** GIVEN INFORMATION follows **
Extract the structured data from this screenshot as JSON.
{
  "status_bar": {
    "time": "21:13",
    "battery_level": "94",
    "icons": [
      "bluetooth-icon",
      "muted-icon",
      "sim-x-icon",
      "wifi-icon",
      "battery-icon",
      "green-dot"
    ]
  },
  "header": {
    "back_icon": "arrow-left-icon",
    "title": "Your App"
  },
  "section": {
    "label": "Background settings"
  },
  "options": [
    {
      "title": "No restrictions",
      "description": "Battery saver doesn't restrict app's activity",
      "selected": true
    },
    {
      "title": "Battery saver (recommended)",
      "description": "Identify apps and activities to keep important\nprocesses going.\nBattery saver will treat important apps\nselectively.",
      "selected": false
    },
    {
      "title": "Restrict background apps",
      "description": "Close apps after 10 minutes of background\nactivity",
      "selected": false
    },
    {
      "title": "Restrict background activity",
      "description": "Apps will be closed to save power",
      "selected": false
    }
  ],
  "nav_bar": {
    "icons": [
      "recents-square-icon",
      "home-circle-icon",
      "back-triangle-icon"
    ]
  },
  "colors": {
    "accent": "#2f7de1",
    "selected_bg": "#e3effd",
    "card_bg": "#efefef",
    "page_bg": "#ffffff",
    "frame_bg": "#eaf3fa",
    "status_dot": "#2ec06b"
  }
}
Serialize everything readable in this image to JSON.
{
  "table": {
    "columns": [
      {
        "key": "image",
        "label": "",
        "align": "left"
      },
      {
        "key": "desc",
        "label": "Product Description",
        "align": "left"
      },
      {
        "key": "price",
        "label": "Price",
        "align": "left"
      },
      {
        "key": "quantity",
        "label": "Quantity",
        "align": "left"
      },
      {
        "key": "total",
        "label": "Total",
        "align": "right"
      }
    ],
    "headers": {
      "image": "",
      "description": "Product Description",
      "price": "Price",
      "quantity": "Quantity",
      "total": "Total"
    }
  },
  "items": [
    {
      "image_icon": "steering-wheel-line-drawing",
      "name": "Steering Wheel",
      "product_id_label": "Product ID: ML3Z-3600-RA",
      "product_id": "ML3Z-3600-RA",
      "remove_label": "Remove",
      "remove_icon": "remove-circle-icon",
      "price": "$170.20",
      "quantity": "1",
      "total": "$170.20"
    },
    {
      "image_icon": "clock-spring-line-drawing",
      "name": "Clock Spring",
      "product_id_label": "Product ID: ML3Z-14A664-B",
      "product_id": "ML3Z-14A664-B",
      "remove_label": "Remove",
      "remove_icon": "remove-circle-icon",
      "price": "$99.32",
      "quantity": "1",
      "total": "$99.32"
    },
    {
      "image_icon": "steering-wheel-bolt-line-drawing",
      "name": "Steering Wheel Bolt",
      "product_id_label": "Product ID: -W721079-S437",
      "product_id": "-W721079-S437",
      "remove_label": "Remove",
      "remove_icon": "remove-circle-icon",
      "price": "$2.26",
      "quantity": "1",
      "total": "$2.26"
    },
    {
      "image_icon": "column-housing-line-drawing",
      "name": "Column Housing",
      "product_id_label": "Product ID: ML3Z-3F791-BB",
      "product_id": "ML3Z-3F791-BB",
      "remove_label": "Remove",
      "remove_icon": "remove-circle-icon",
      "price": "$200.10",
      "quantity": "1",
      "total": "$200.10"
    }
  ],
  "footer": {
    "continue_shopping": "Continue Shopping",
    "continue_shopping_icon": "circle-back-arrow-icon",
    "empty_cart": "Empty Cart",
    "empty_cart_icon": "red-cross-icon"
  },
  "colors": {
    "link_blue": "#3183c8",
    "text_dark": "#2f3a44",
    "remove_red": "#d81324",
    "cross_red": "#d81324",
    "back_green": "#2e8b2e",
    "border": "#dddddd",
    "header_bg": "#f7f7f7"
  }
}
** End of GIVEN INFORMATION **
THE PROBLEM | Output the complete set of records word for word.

ANSWER SECTION |
Extract the structured data from this screenshot as JSON.
{
  "status_bar": {
    "time": "21:13",
    "battery_level": "94",
    "icons": [
      "bluetooth-icon",
      "muted-icon",
      "sim-x-icon",
      "wifi-icon",
      "battery-icon",
      "green-dot"
    ]
  },
  "header": {
    "back_icon": "arrow-left-icon",
    "title": "Your App"
  },
  "section": {
    "label": "Background settings"
  },
  "options": [
    {
      "title": "No restrictions",
      "description": "Battery saver doesn't restrict app's activity",
      "selected": true
    },
    {
      "title": "Battery saver (recommended)",
      "description": "Identify apps and activities to keep important\nprocesses going.\nBattery saver will treat important apps\nselectively.",
      "selected": false
    },
    {
      "title": "Restrict background apps",
      "description": "Close apps after 10 minutes of background\nactivity",
      "selected": false
    },
    {
      "title": "Restrict background activity",
      "description": "Apps will be closed to save power",
      "selected": false
    }
  ],
  "nav_bar": {
    "icons": [
      "recents-square-icon",
      "home-circle-icon",
      "back-triangle-icon"
    ]
  },
  "colors": {
    "accent": "#2f7de1",
    "selected_bg": "#e3effd",
    "card_bg": "#efefef",
    "page_bg": "#ffffff",
    "frame_bg": "#eaf3fa",
    "status_dot": "#2ec06b"
  }
}
Serialize everything readable in this image to JSON.
{
  "table": {
    "columns": [
      {
        "key": "image",
        "label": "",
        "align": "left"
      },
      {
        "key": "desc",
        "label": "Product Description",
        "align": "left"
      },
      {
        "key": "price",
        "label": "Price",
        "align": "left"
      },
      {
        "key": "quantity",
        "label": "Quantity",
        "align": "left"
      },
      {
        "key": "total",
        "label": "Total",
        "align": "right"
      }
    ],
    "headers": {
      "image": "",
      "description": "Product Description",
      "price": "Price",
      "quantity": "Quantity",
      "total": "Total"
    }
  },
  "items": [
    {
      "image_icon": "steering-wheel-line-drawing",
      "name": "Steering Wheel",
      "product_id_label": "Product ID: ML3Z-3600-RA",
      "product_id": "ML3Z-3600-RA",
      "remove_label": "Remove",
      "remove_icon": "remove-circle-icon",
      "price": "$170.20",
      "quantity": "1",
      "total": "$170.20"
    },
    {
      "image_icon": "clock-spring-line-drawing",
      "name": "Clock Spring",
      "product_id_label": "Product ID: ML3Z-14A664-B",
      "product_id": "ML3Z-14A664-B",
      "remove_label": "Remove",
      "remove_icon": "remove-circle-icon",
      "price": "$99.32",
      "quantity": "1",
      "total": "$99.32"
    },
    {
      "image_icon": "steering-wheel-bolt-line-drawing",
      "name": "Steering Wheel Bolt",
      "product_id_label": "Product ID: -W721079-S437",
      "product_id": "-W721079-S437",
      "remove_label": "Remove",
      "remove_icon": "remove-circle-icon",
      "price": "$2.26",
      "quantity": "1",
      "total": "$2.26"
    },
    {
      "image_icon": "column-housing-line-drawing",
      "name": "Column Housing",
      "product_id_label": "Product ID: ML3Z-3F791-BB",
      "product_id": "ML3Z-3F791-BB",
      "remove_label": "Remove",
      "remove_icon": "remove-circle-icon",
      "price": "$200.10",
      "quantity": "1",
      "total": "$200.10"
    }
  ],
  "footer": {
    "continue_shopping": "Continue Shopping",
    "continue_shopping_icon": "circle-back-arrow-icon",
    "empty_cart": "Empty Cart",
    "empty_cart_icon": "red-cross-icon"
  },
  "colors": {
    "link_blue": "#3183c8",
    "text_dark": "#2f3a44",
    "remove_red": "#d81324",
    "cross_red": "#d81324",
    "back_green": "#2e8b2e",
    "border": "#dddddd",
    "header_bg": "#f7f7f7"
  }
}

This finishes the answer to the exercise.